**EXERCISE GOAL:** Return each record verbatim, images excluded.

**DATA SHOWN:**

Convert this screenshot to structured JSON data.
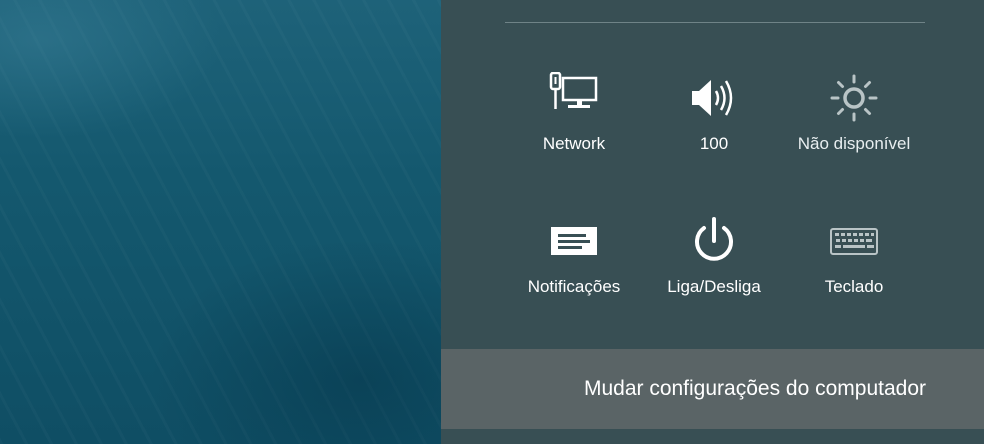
{
  "quick_settings": [
    {
      "id": "network",
      "label": "Network",
      "icon": "network-monitor-icon",
      "enabled": true
    },
    {
      "id": "volume",
      "label": "100",
      "icon": "speaker-icon",
      "enabled": true
    },
    {
      "id": "brightness",
      "label": "Não disponível",
      "icon": "brightness-icon",
      "enabled": false
    },
    {
      "id": "notifications",
      "label": "Notificações",
      "icon": "notifications-icon",
      "enabled": true
    },
    {
      "id": "power",
      "label": "Liga/Desliga",
      "icon": "power-icon",
      "enabled": true
    },
    {
      "id": "keyboard",
      "label": "Teclado",
      "icon": "keyboard-icon",
      "enabled": true
    }
  ],
  "footer": {
    "change_settings_label": "Mudar configurações do computador"
  },
  "colors": {
    "panel_bg": "#384f54",
    "footer_bg": "#5a6466",
    "icon_active": "#ffffff",
    "icon_dim": "#b9c4c6",
    "desktop_bg": "#16596f"
  }
}
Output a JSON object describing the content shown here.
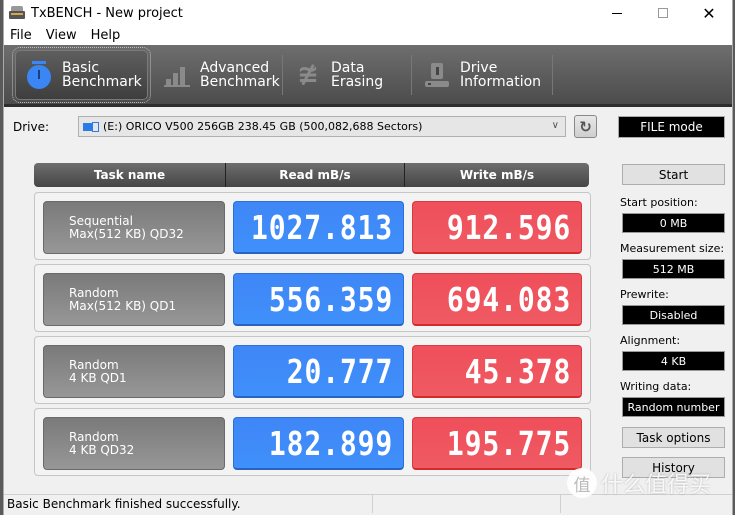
{
  "window": {
    "title": "TxBENCH - New project",
    "controls": {
      "minimize": "minimize",
      "maximize": "maximize",
      "close": "✕"
    }
  },
  "menu": [
    "File",
    "View",
    "Help"
  ],
  "toolbar": {
    "tabs": [
      {
        "label": "Basic\nBenchmark",
        "icon": "stopwatch-icon",
        "active": true
      },
      {
        "label": "Advanced\nBenchmark",
        "icon": "bar-chart-icon",
        "active": false
      },
      {
        "label": "Data Erasing",
        "icon": "eraser-icon",
        "active": false
      },
      {
        "label": "Drive\nInformation",
        "icon": "drive-icon",
        "active": false
      }
    ]
  },
  "drive": {
    "label": "Drive:",
    "selected": "(E:) ORICO V500 256GB  238.45 GB (500,082,688 Sectors)",
    "mode": "FILE mode"
  },
  "results": {
    "headers": [
      "Task name",
      "Read mB/s",
      "Write mB/s"
    ],
    "rows": [
      {
        "task_line1": "Sequential",
        "task_line2": "Max(512 KB) QD32",
        "read": "1027.813",
        "write": "912.596"
      },
      {
        "task_line1": "Random",
        "task_line2": "Max(512 KB) QD1",
        "read": "556.359",
        "write": "694.083"
      },
      {
        "task_line1": "Random",
        "task_line2": "4 KB QD1",
        "read": "20.777",
        "write": "45.378"
      },
      {
        "task_line1": "Random",
        "task_line2": "4 KB QD32",
        "read": "182.899",
        "write": "195.775"
      }
    ],
    "colors": {
      "read": "#3f8cf8",
      "write": "#ef535d",
      "task": "#8a8a8a"
    }
  },
  "panel": {
    "start_button": "Start",
    "start_position_label": "Start position:",
    "start_position": "0 MB",
    "measurement_size_label": "Measurement size:",
    "measurement_size": "512 MB",
    "prewrite_label": "Prewrite:",
    "prewrite": "Disabled",
    "alignment_label": "Alignment:",
    "alignment": "4 KB",
    "writing_data_label": "Writing data:",
    "writing_data": "Random number",
    "task_options_button": "Task options",
    "history_button": "History"
  },
  "status": {
    "message": "Basic Benchmark finished successfully."
  },
  "watermark": {
    "badge": "值",
    "text": "什么值得买"
  }
}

**RESULT BELOW:**
Convert this screenshot to structured JSON data.
{
  "quick_settings": [
    {
      "id": "network",
      "label": "Network",
      "icon": "network-monitor-icon",
      "enabled": true
    },
    {
      "id": "volume",
      "label": "100",
      "icon": "speaker-icon",
      "enabled": true
    },
    {
      "id": "brightness",
      "label": "Não disponível",
      "icon": "brightness-icon",
      "enabled": false
    },
    {
      "id": "notifications",
      "label": "Notificações",
      "icon": "notifications-icon",
      "enabled": true
    },
    {
      "id": "power",
      "label": "Liga/Desliga",
      "icon": "power-icon",
      "enabled": true
    },
    {
      "id": "keyboard",
      "label": "Teclado",
      "icon": "keyboard-icon",
      "enabled": true
    }
  ],
  "footer": {
    "change_settings_label": "Mudar configurações do computador"
  },
  "colors": {
    "panel_bg": "#384f54",
    "footer_bg": "#5a6466",
    "icon_active": "#ffffff",
    "icon_dim": "#b9c4c6",
    "desktop_bg": "#16596f"
  }
}
Output a JSON object describing the content shown here.
{
  "window": {
    "title": "TxBENCH - New project",
    "controls": {
      "minimize": "minimize",
      "maximize": "maximize",
      "close": "✕"
    }
  },
  "menu": [
    "File",
    "View",
    "Help"
  ],
  "toolbar": {
    "tabs": [
      {
        "label": "Basic\nBenchmark",
        "icon": "stopwatch-icon",
        "active": true
      },
      {
        "label": "Advanced\nBenchmark",
        "icon": "bar-chart-icon",
        "active": false
      },
      {
        "label": "Data Erasing",
        "icon": "eraser-icon",
        "active": false
      },
      {
        "label": "Drive\nInformation",
        "icon": "drive-icon",
        "active": false
      }
    ]
  },
  "drive": {
    "label": "Drive:",
    "selected": "(E:) ORICO V500 256GB  238.45 GB (500,082,688 Sectors)",
    "mode": "FILE mode"
  },
  "results": {
    "headers": [
      "Task name",
      "Read mB/s",
      "Write mB/s"
    ],
    "rows": [
      {
        "task_line1": "Sequential",
        "task_line2": "Max(512 KB) QD32",
        "read": "1027.813",
        "write": "912.596"
      },
      {
        "task_line1": "Random",
        "task_line2": "Max(512 KB) QD1",
        "read": "556.359",
        "write": "694.083"
      },
      {
        "task_line1": "Random",
        "task_line2": "4 KB QD1",
        "read": "20.777",
        "write": "45.378"
      },
      {
        "task_line1": "Random",
        "task_line2": "4 KB QD32",
        "read": "182.899",
        "write": "195.775"
      }
    ],
    "colors": {
      "read": "#3f8cf8",
      "write": "#ef535d",
      "task": "#8a8a8a"
    }
  },
  "panel": {
    "start_button": "Start",
    "start_position_label": "Start position:",
    "start_position": "0 MB",
    "measurement_size_label": "Measurement size:",
    "measurement_size": "512 MB",
    "prewrite_label": "Prewrite:",
    "prewrite": "Disabled",
    "alignment_label": "Alignment:",
    "alignment": "4 KB",
    "writing_data_label": "Writing data:",
    "writing_data": "Random number",
    "task_options_button": "Task options",
    "history_button": "History"
  },
  "status": {
    "message": "Basic Benchmark finished successfully."
  },
  "watermark": {
    "badge": "值",
    "text": "什么值得买"
  }
}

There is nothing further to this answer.